Branson’s Baby at 35

Virgin Atlantic was originally formed in 1984 as British Atlantic Airways by co-founders Randolph Fields and Alan Hillary to fly services between London and the Falkland Islands.

Before operations started, Fields sold his stake to Richard Branson (now Sir Richard) and soon after the airline changed its name to the now familiar Virgin Atlantic Airways. The carrier’s maiden flight from Gatwick Airport to Newark/Liberty departed on June 22, 1984. A great deal has happened over the subsequent years including an important tie-up with Delta Air Lines which has seen the major US carrier acquiring a 49% stake in the airline in 2012. In July 2017, the Virgin Group sold a further 31% stake to Air France-KLM leaving it with just a 20% holding.

Where it all began, Virgin Atlantic’s first aircraft, Boeing 747-287B, G-VIRG (c/n 21189) ‘Maiden Voyager’, rotates from a damp Gatwick runway in August 1985. Carl Ford (AIRTEAMIIMAGES.COM/CARLFORD)

Since then Virgin Atlantic has been modernising its fleet with the arrival of Boeing 787-9 Dreamliners, Airbus A350- 1000s and at this year’s Paris Air Show signed a deal for up to 20 A330-900neos.
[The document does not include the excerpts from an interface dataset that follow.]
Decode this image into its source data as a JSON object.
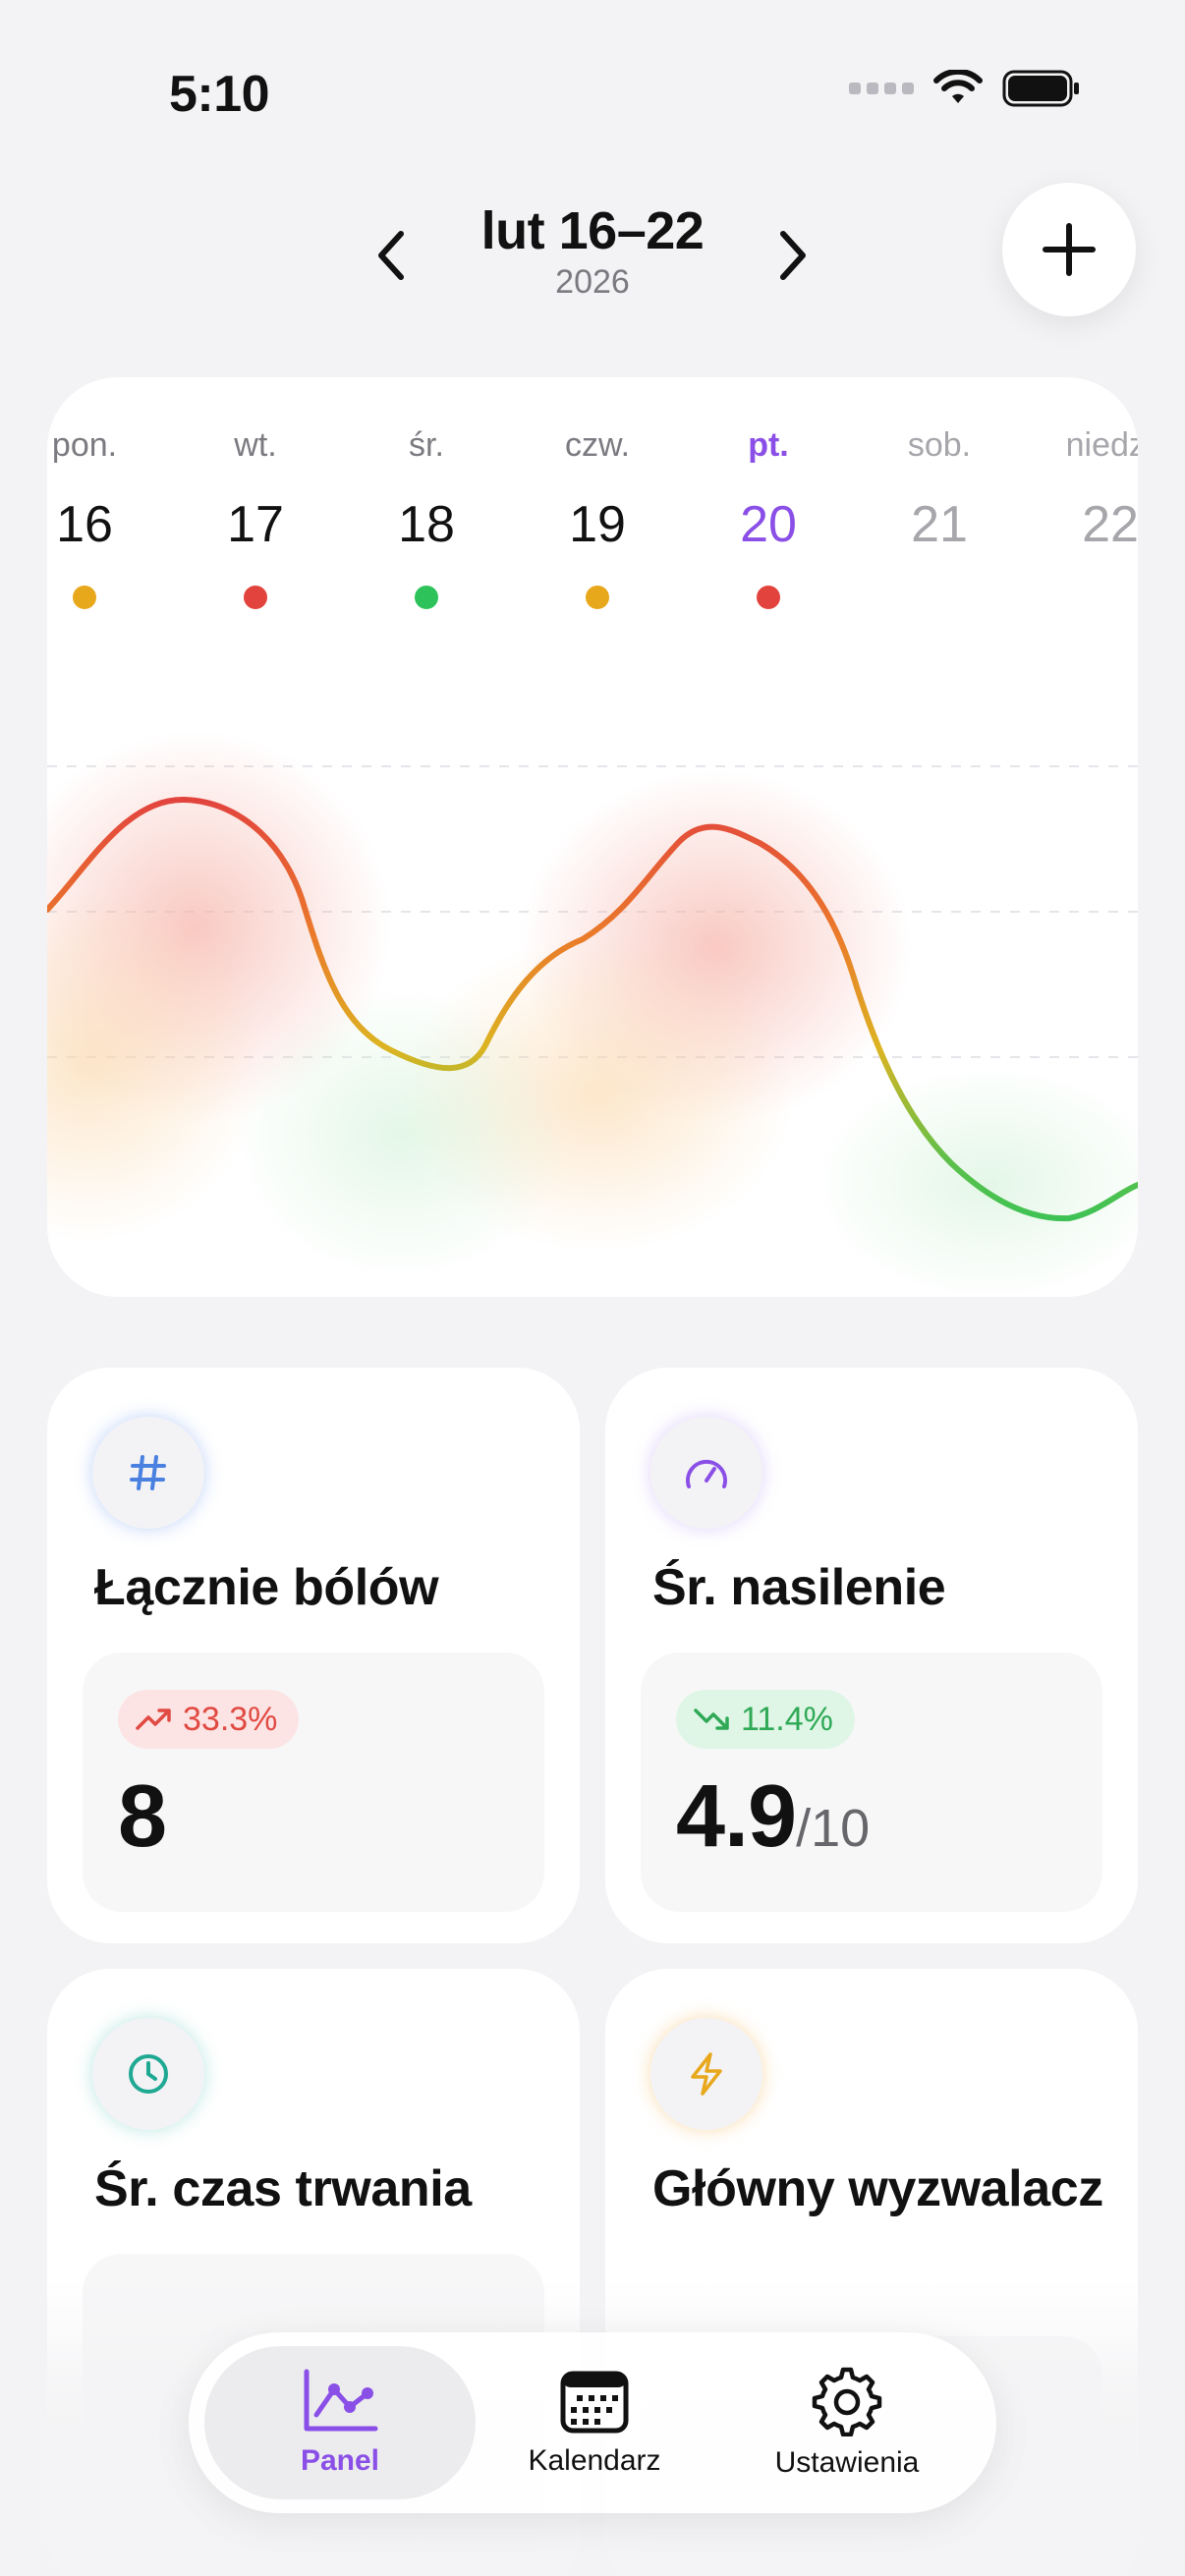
{
  "status": {
    "time": "5:10"
  },
  "week": {
    "title": "lut 16–22",
    "year": "2026",
    "days": [
      {
        "name": "pon.",
        "num": "16",
        "dot": "#e8a81c",
        "state": "past"
      },
      {
        "name": "wt.",
        "num": "17",
        "dot": "#e2443d",
        "state": "past"
      },
      {
        "name": "śr.",
        "num": "18",
        "dot": "#2ec35a",
        "state": "past"
      },
      {
        "name": "czw.",
        "num": "19",
        "dot": "#e8a81c",
        "state": "past"
      },
      {
        "name": "pt.",
        "num": "20",
        "dot": "#e2443d",
        "state": "active"
      },
      {
        "name": "sob.",
        "num": "21",
        "dot": null,
        "state": "future"
      },
      {
        "name": "niedz.",
        "num": "22",
        "dot": null,
        "state": "future"
      }
    ]
  },
  "colors": {
    "accent": "#8a4fe6",
    "high": "#e2443d",
    "medium": "#e8a81c",
    "low": "#2ec35a"
  },
  "stats": {
    "total": {
      "title": "Łącznie bólów",
      "change": "33.3%",
      "trend": "up",
      "value": "8",
      "icon": "hash-icon"
    },
    "severity": {
      "title": "Śr. nasilenie",
      "change": "11.4%",
      "trend": "down",
      "value": "4.9",
      "suffix": "/10",
      "icon": "gauge-icon"
    },
    "duration": {
      "title": "Śr. czas trwania",
      "icon": "clock-icon"
    },
    "trigger": {
      "title": "Główny wyzwalacz",
      "icon": "bolt-icon"
    }
  },
  "tabs": [
    {
      "label": "Panel",
      "icon": "chart-icon",
      "active": true
    },
    {
      "label": "Kalendarz",
      "icon": "calendar-icon",
      "active": false
    },
    {
      "label": "Ustawienia",
      "icon": "gear-icon",
      "active": false
    }
  ]
}
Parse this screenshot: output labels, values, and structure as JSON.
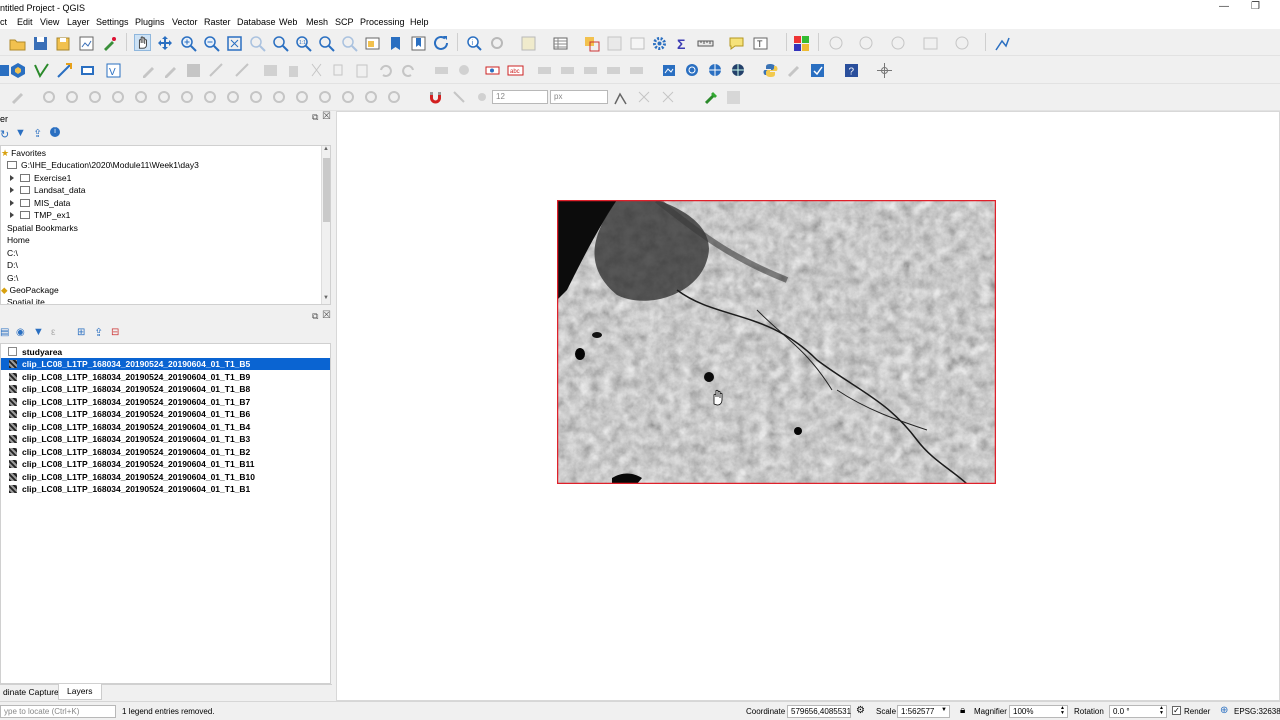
{
  "window": {
    "title": "ntitled Project - QGIS",
    "minimize_glyph": "—",
    "restore_glyph": "❐"
  },
  "menubar": [
    "ct",
    "Edit",
    "View",
    "Layer",
    "Settings",
    "Plugins",
    "Vector",
    "Raster",
    "Database",
    "Web",
    "Mesh",
    "SCP",
    "Processing",
    "Help"
  ],
  "digitizing": {
    "snap_tolerance": "12",
    "snap_unit": "px"
  },
  "browser": {
    "title": "er",
    "items": {
      "favorites": "Favorites",
      "path": "G:\\IHE_Education\\2020\\Module11\\Week1\\day3",
      "exercise1": "Exercise1",
      "landsat": "Landsat_data",
      "mis": "MIS_data",
      "tmp": "TMP_ex1",
      "bookmarks": "Spatial Bookmarks",
      "home": "Home",
      "c": "C:\\",
      "d": "D:\\",
      "g": "G:\\",
      "geopackage": "GeoPackage",
      "spatialite": "SpatiaLite"
    }
  },
  "layers": {
    "group": "studyarea",
    "items": [
      "clip_LC08_L1TP_168034_20190524_20190604_01_T1_B5",
      "clip_LC08_L1TP_168034_20190524_20190604_01_T1_B9",
      "clip_LC08_L1TP_168034_20190524_20190604_01_T1_B8",
      "clip_LC08_L1TP_168034_20190524_20190604_01_T1_B7",
      "clip_LC08_L1TP_168034_20190524_20190604_01_T1_B6",
      "clip_LC08_L1TP_168034_20190524_20190604_01_T1_B4",
      "clip_LC08_L1TP_168034_20190524_20190604_01_T1_B3",
      "clip_LC08_L1TP_168034_20190524_20190604_01_T1_B2",
      "clip_LC08_L1TP_168034_20190524_20190604_01_T1_B11",
      "clip_LC08_L1TP_168034_20190524_20190604_01_T1_B10",
      "clip_LC08_L1TP_168034_20190524_20190604_01_T1_B1"
    ]
  },
  "bottom_tabs": {
    "capture": "dinate Capture",
    "layers": "Layers"
  },
  "status": {
    "locate_placeholder": "ype to locate (Ctrl+K)",
    "message": "1 legend entries removed.",
    "coordinate_label": "Coordinate",
    "coordinate_value": "579656,4085531",
    "scale_label": "Scale",
    "scale_value": "1:562577",
    "magnifier_label": "Magnifier",
    "magnifier_value": "100%",
    "rotation_label": "Rotation",
    "rotation_value": "0.0 °",
    "render_label": "Render",
    "crs": "EPSG:32638"
  },
  "colors": {
    "selection": "#0a64d2",
    "map_frame": "#e0202a",
    "accent_blue": "#1f6fc9"
  }
}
Here, we take a look back at some of the types that have operated with the carrier over the last 35 years.

During 1987, the airline began a new service between London/Luton and Dublin using second-hand Vickers Viscount turboprops including this example, G-AOYG (c/n 256). The route was withdrawn around the turn of the decade. Dirk Grothe (AIRTEAMIMAGES.COM/DIRKGROTHE)
The Boeing 747 has formed the backbone of the Virgin Atlantic fleet for the last 35 years, but this is all about to change as the four-engine type is being gradually phased out and replaced by 12 Airbus A350-1000s, the first of which is already in service. SIMON GREGORY/AVIATION IMAGE NETWORK
Virgin Atlantic operated a fleet of ten Airbus A340-300s including this example, G-VELD (c/n 214) ‘African Queen’, from 1993 until the variant was withdrawn from service in April 2015. Steve Flint (AIRTEAMIMAGES.COM/STEVEFLINT)
When problems with the Rolls-Royce Trent engines on its Boeing 787-9 Dreamliners made it necessary to temporarily park some aircraft, Virgin Atlantic leased four former airberlin A330-200s to cover the capacity shortfall. The carrier said the jets would add “resilience” to its fleet until the Trent issues are fixed. Simon Willson (AIRTEAMIMAGES.COM/SIMONWILLSON)
British Midland International provided domestic and European feeder traffic into Heathrow in partnership with Virgin Atlantic until it was sold to the International Airlines Group in 2011. After purchasing enough slots at Heathrow, Virgin launched its own domestic services on March 31, 2013 under the Little Red brand using four wet-leased Airbus A320-200s from Aer Lingus. After suffering heavy losses, the carrier decided to cease flights on September 26, 2015. SIMON GREGORY/AVIATION IMAGE NETWORK


Virgin Atlantic has replaced the costly-to-operate A340-300 fleet with leased A330-300s on a one-for-one basis – the first example arrived in February 2011. The carrier is planning to retire its fleet of A330s early in the next decade and has already placed an order for the next generation variant, the A330-900neo. Darryl Morrell (AIRTEAMIMAGES.COM/DARRYLMORRELL)


The Airbus A340-600 is 39ft 4in (12m) longer than its sibling the -300 and more than 13ft 5in (4m) longer than the Boeing 747-400. When it entered service with launch customer Virgin Atlantic in August 2002 it was the world’s longest-range commercial airliner until the arrival of Boeing’s 777-200LR. ANGELO BUFALINO/AVSTOCK​​


Three months after its maiden transatlantic flight Virgin Atlantic launched services linking Gatwick Airport and Maastricht/Aachen in the Netherlands using this British Aircraft Corporation One-Eleven, G-AXMU (c/n 157) chartered from British Island Airways. Woldgang Mendorf (AIRTEAMIMAGES.COM/WOLFGANG)